There could be some legitimacy to that conclusion. Pitching coaches and managers need to keep a close eye on their young pitchers. That means sometimes being overly cautious for the sake of preserving a promising prospect's arm.
There comes the time, though, when a pitcher has to prove his mettle and demonstrate he can go the distance.
Some of the guys on the Tigers' starting staff (Bonderman, Robertson, etc.) are at or even past that point. By now, they should be giving it their all to go nine innings.
Back in the day (here I go again) it was nothing for pitchers like Frank Lary, Jim Bunning, Mickey Lolich or Jack Morris to pitch 250-300 innings in a season. The difference then was that those pitchers went into each game expecting to pitch a complete game; not five or six innings like today's starters, but a full nine innings.

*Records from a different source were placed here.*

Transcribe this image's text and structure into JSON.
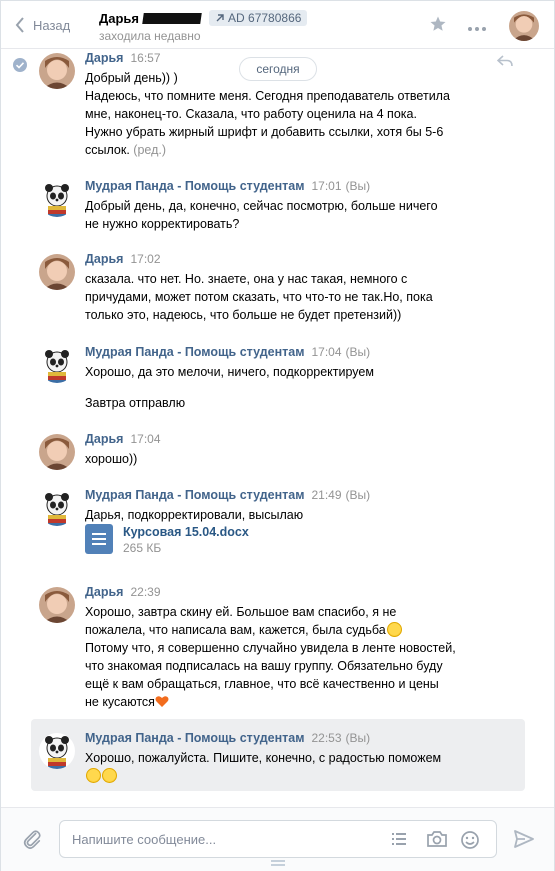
{
  "header": {
    "back_label": "Назад",
    "contact_name": "Дарья",
    "ad_label": "AD 67780866",
    "status": "заходила недавно"
  },
  "date_divider": "сегодня",
  "colors": {
    "accent": "#5181b8",
    "author": "#42648b",
    "muted": "#939393"
  },
  "messages": [
    {
      "author": "Дарья",
      "time": "16:57",
      "lines": [
        "Добрый день)) )",
        "Надеюсь, что помните меня. Сегодня преподаватель ответила",
        "мне, наконец-то. Сказала, что работу оценила на 4 пока.",
        "Нужно убрать жирный шрифт и добавить ссылки, хотя бы 5-6",
        "ссылок."
      ],
      "edited_label": "(ред.)"
    },
    {
      "author": "Мудрая Панда - Помощь студентам",
      "time": "17:01",
      "you_label": "(Вы)",
      "lines": [
        "Добрый день, да, конечно, сейчас посмотрю, больше ничего",
        "не нужно корректировать?"
      ]
    },
    {
      "author": "Дарья",
      "time": "17:02",
      "lines": [
        "сказала. что нет. Но. знаете, она у нас такая, немного с",
        "причудами, может потом сказать, что что-то не так.Но, пока",
        "только это, надеюсь, что больше не будет претензий))"
      ]
    },
    {
      "author": "Мудрая Панда - Помощь студентам",
      "time": "17:04",
      "you_label": "(Вы)",
      "lines": [
        "Хорошо, да это мелочи, ничего, подкорректируем",
        "",
        "Завтра отправлю"
      ]
    },
    {
      "author": "Дарья",
      "time": "17:04",
      "lines": [
        "хорошо))"
      ]
    },
    {
      "author": "Мудрая Панда - Помощь студентам",
      "time": "21:49",
      "you_label": "(Вы)",
      "lines": [
        "Дарья, подкорректировали, высылаю"
      ],
      "file": {
        "name": "Курсовая 15.04.docx",
        "size": "265 КБ"
      }
    },
    {
      "author": "Дарья",
      "time": "22:39",
      "lines": [
        "Хорошо, завтра скину ей. Большое вам спасибо, я не",
        "пожалела, что написала вам, кажется, была судьба",
        "Потому что, я совершенно случайно увидела в ленте новостей,",
        "что знакомая подписалась на вашу группу. Обязательно буду",
        "ещё к вам обращаться, главное, что всё качественно и цены",
        "не кусаются"
      ]
    },
    {
      "author": "Мудрая Панда - Помощь студентам",
      "time": "22:53",
      "you_label": "(Вы)",
      "lines": [
        "Хорошо, пожалуйста. Пишите, конечно, с радостью поможем"
      ]
    }
  ],
  "composer": {
    "placeholder": "Напишите сообщение..."
  }
}
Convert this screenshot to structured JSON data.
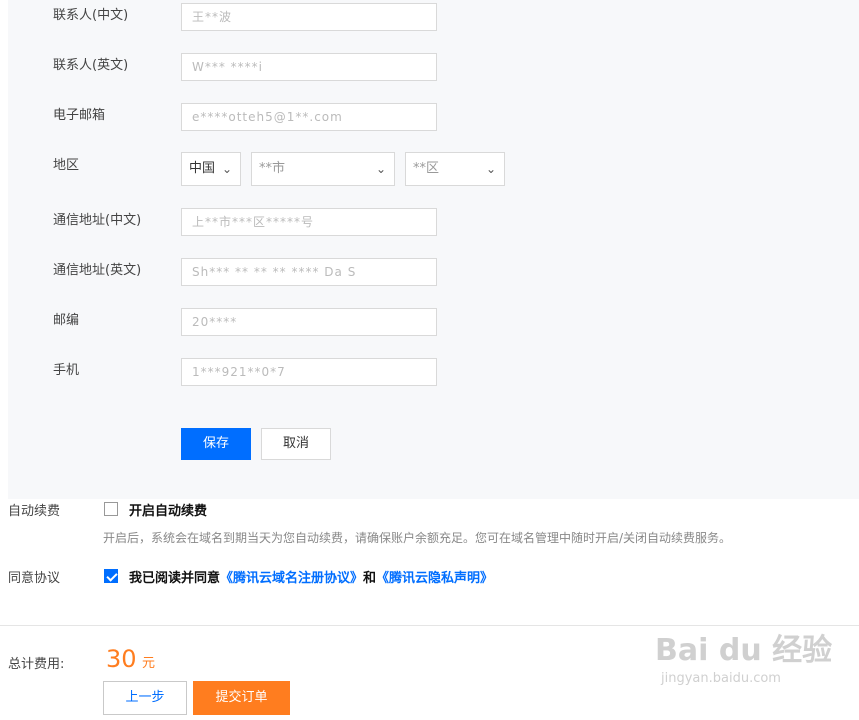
{
  "form": {
    "fields": [
      {
        "label": "联系人(中文)",
        "value": "王**波"
      },
      {
        "label": "联系人(英文)",
        "value": "W*** ****i"
      },
      {
        "label": "电子邮箱",
        "value": "e****otteh5@1**.com"
      },
      {
        "label": "通信地址(中文)",
        "value": "上**市***区*****号"
      },
      {
        "label": "通信地址(英文)",
        "value": "Sh*** ** ** ** **** Da S"
      },
      {
        "label": "邮编",
        "value": "20****"
      },
      {
        "label": "手机",
        "value": "1***921**0*7"
      }
    ],
    "region": {
      "label": "地区",
      "country": "中国",
      "province": "**市",
      "city": "**区"
    },
    "save_label": "保存",
    "cancel_label": "取消"
  },
  "auto_renew": {
    "label": "自动续费",
    "checkbox_label": "开启自动续费",
    "checked": false,
    "description": "开启后，系统会在域名到期当天为您自动续费，请确保账户余额充足。您可在域名管理中随时开启/关闭自动续费服务。"
  },
  "agreement": {
    "label": "同意协议",
    "checked": true,
    "prefix": "我已阅读并同意",
    "link1": "《腾讯云域名注册协议》",
    "middle": "和",
    "link2": "《腾讯云隐私声明》"
  },
  "total": {
    "label": "总计费用:",
    "amount": "30",
    "unit": "元"
  },
  "actions": {
    "prev_label": "上一步",
    "submit_label": "提交订单"
  },
  "watermark": {
    "text": "Bai du 经验",
    "url": "jingyan.baidu.com"
  },
  "colors": {
    "primary": "#006eff",
    "orange": "#ff7d1f",
    "panel_bg": "#f7f8fa"
  }
}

There exists a troubling mindset in today's game that if a pitcher can get his team into the sixth inning, that's good enough. God forbid if he reaches the dreaded 100-pitch count. Then it's time to yank the starter, replace him with a "middle reliever," followed in short order by a "set-up" man and finally, the primadonna of all pitchers—"the closer." In Detroit's case, that means giving the ball to Todd Jones, regardless of circumstances
Like a bad habit, this process is being practiced all around the major leagues. But there's something wrong with this formula.
To make a point, when was the last time a Detroit pitcher threw a complete game? To my recollection it was Verlander's no-hitter. Since then he has either run out of gas, moxie or the
ability to compete at his
former level. The troubles Verlander has had since the no-hitter might support the growing mindset that modern pitchers should not or
cannot throw nine innings.
On the other hand, it could open up a whole new argument: That physical and mental limits being placed on pitchers, along with
arbitrary pitch count limits, are psychologically affecting their ability to perform.
If a pitcher begins to believe he is incapable of going the distance, or that it's in his best interest to avoid doing so, why should he try?
Like all professional sports, baseball is about making big money—for the owners, the players,
television, corporate sponsors, etc. From the standpoint of the athlete, it's
about accumulating as much money as he can for as long a period as possible.
When a manager, owner or athlete becomes satisfied that six innings is plenty for a starter, why would the pitcher want to push
himself to exceed the preconceived limit, particularly when doing so could shorten his career and potential income?
As further evidence that pitch counts are controlling the game, note the
infrequency of pitchers who are reaching the 300-win, even 200-win plateau in the current era. Aside from perennial hard-throwers like Nolan Ryan, Roger Clemens and a few others, 300 wins has become an increasingly exclusive club.
Ironically, this comes
at a time when athletes are bigger and stronger than ever. Shouldn't their added size and strength translate to greater durability, more innings pitched and ultimately more wins?
Could all of this, then, have everything to do with the emphasis on arbitrary pitch counts and with pitchers wanting to extend their careers to make more money over the long haul?
What do you think?
Please let me know by emailing me at: firstname.lastname@example.org.